|International Classification||B60R9/06, B60R9/10|
|Cooperative Classification||Y10S224/924, B60R9/06, B60R9/10|
|European Classification||B60R9/10, B60R9/06|
|Feb 18, 2005||AS||Assignment|
Owner name: GRABER PRODUCTS, INC., WISCONSIN
Free format text: ASSIGNMENT OF ASSIGNORS INTEREST;ASSIGNOR:DAHL, MARK A.;REEL/FRAME:015696/0855
Effective date: 20020827
|Mar 2, 2005||AS||Assignment|
Owner name: SARIS CYCLING GROUP, INC., WISCONSIN
Free format text: CHANGE OF NAME;ASSIGNOR:GRABER PRODUCTS, INC.;REEL/FRAME:015717/0525
Effective date: 20040817
|Oct 11, 2005||CC||Certificate of correction|
|Jan 19, 2009||FPAY||Fee payment|
Year of fee payment: 4

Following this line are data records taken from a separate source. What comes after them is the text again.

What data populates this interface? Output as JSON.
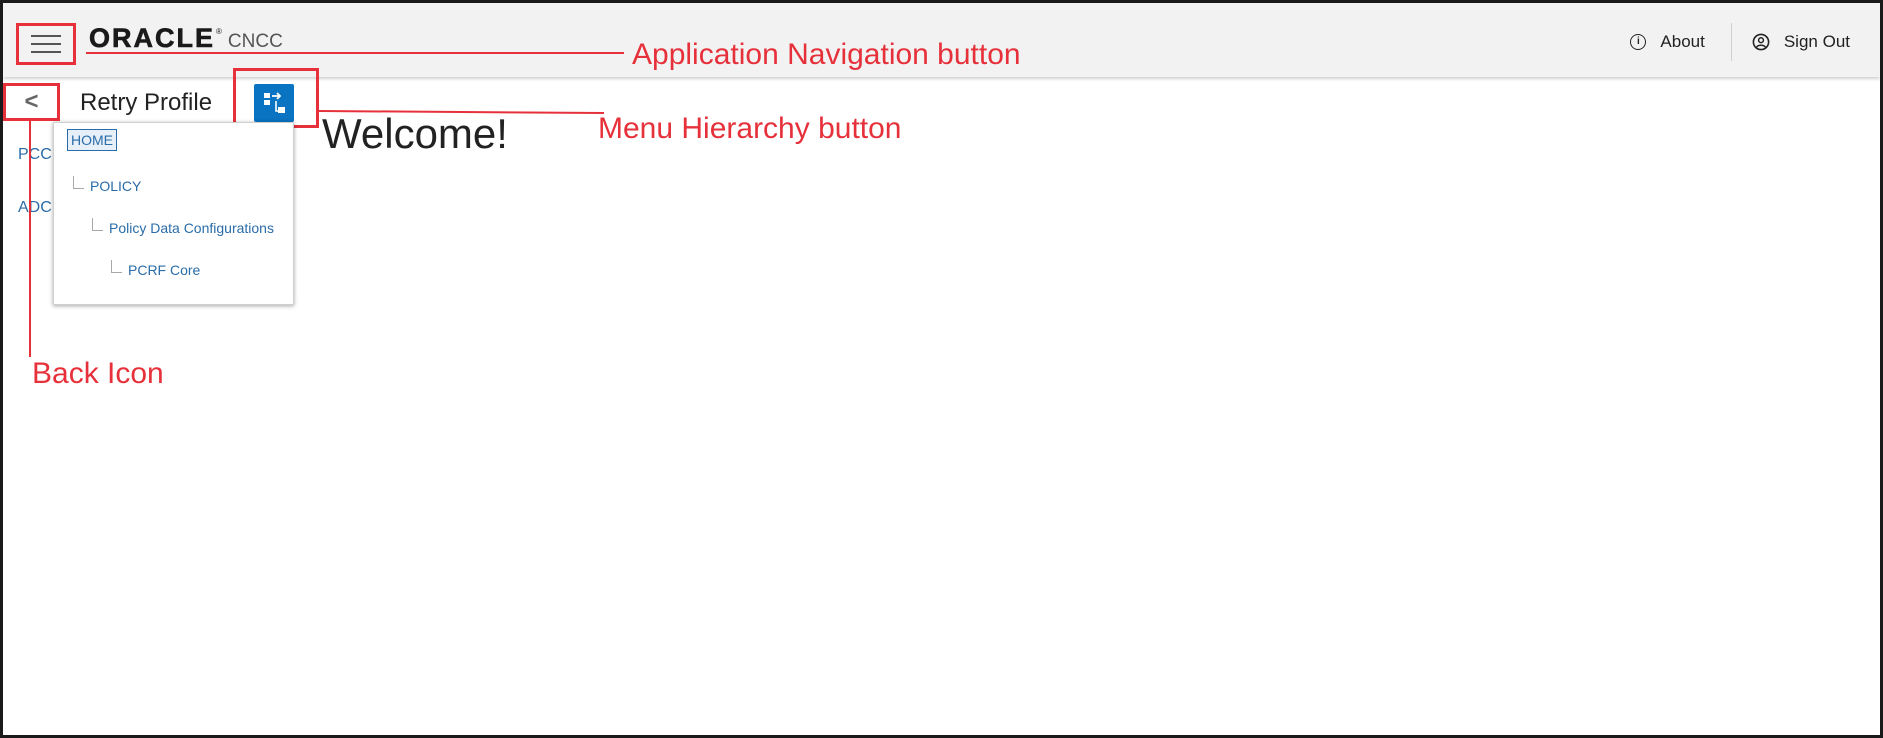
{
  "header": {
    "logo_word": "ORACLE",
    "logo_reg": "®",
    "app_name": "CNCC",
    "about_label": "About",
    "signout_label": "Sign Out",
    "about_icon_glyph": "i",
    "user_icon": "user-circle-icon"
  },
  "toolbar": {
    "back_glyph": "<",
    "title": "Retry Profile",
    "hierarchy_icon": "menu-hierarchy-icon"
  },
  "sidebar": {
    "items": [
      {
        "label": "PCC"
      },
      {
        "label": "ADC"
      }
    ]
  },
  "hierarchy": {
    "items": [
      {
        "label": "HOME"
      },
      {
        "label": "POLICY"
      },
      {
        "label": "Policy Data Configurations"
      },
      {
        "label": "PCRF Core"
      }
    ]
  },
  "main": {
    "welcome": "Welcome!"
  },
  "annotations": {
    "app_nav": "Application Navigation button",
    "menu_hierarchy": "Menu Hierarchy button",
    "back_icon": "Back Icon"
  },
  "colors": {
    "accent": "#0a73c2",
    "annotation": "#e6313b",
    "link": "#2a6ca8",
    "header_bg": "#f2f2f2"
  }
}
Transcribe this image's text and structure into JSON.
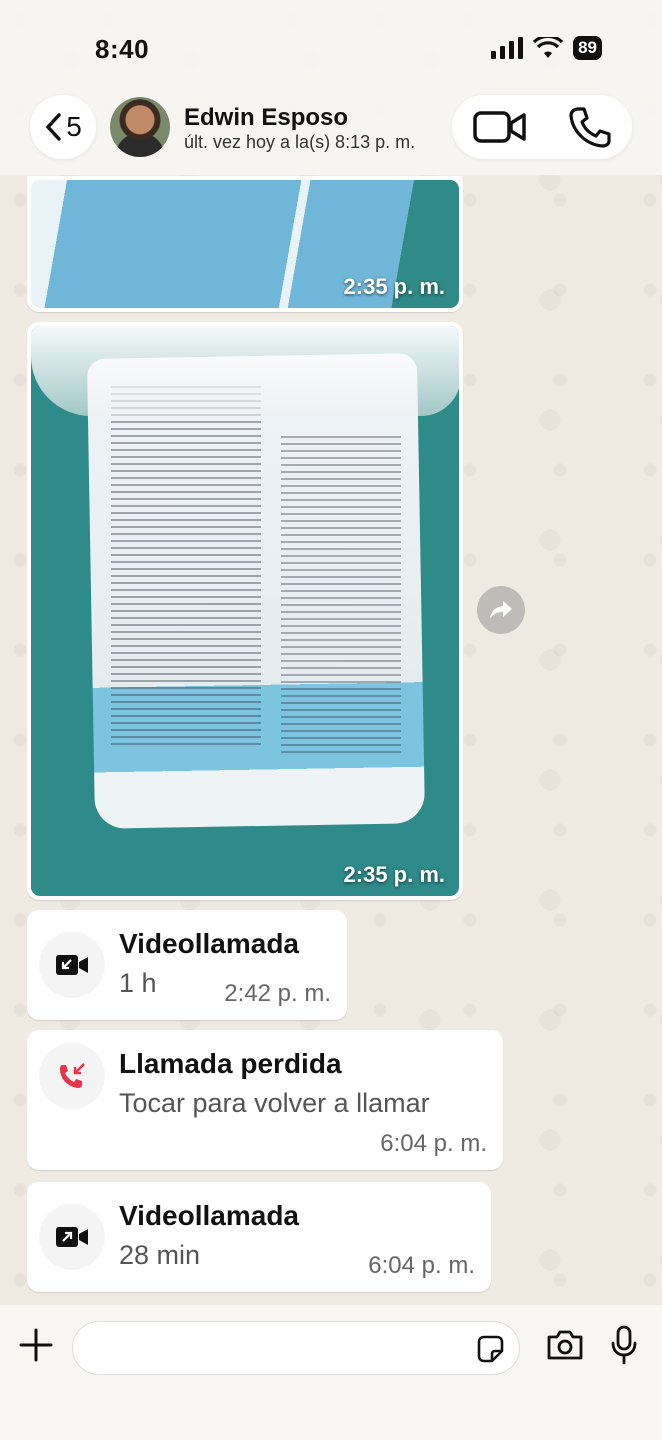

|Nov 12, 2012||FPAY||Fee payment|
Year of fee payment: 8